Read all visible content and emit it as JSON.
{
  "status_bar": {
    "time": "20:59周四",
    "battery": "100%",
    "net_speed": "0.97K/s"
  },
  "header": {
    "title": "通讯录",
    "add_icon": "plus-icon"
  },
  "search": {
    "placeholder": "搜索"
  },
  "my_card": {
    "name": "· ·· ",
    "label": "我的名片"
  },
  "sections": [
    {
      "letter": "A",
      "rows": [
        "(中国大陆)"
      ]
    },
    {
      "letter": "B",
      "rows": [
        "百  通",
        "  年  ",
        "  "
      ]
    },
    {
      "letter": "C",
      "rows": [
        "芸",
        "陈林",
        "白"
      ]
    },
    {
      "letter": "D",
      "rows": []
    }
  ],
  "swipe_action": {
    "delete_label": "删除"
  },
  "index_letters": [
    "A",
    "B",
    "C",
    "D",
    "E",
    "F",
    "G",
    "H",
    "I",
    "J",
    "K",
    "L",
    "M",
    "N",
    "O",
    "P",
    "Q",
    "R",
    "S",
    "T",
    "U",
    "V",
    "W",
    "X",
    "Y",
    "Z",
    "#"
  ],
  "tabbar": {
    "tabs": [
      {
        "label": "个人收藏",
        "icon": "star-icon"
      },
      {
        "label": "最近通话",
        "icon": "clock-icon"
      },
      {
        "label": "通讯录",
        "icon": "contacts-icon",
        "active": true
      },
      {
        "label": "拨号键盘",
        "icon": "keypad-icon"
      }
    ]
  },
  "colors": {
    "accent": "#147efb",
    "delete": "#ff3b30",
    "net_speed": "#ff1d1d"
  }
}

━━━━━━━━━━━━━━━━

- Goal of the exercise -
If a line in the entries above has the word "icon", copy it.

- Task answer -
    "add_icon": "plus-icon"
        "icon": "star-icon"
        "icon": "clock-icon"
        "icon": "contacts-icon",
        "icon": "keypad-icon"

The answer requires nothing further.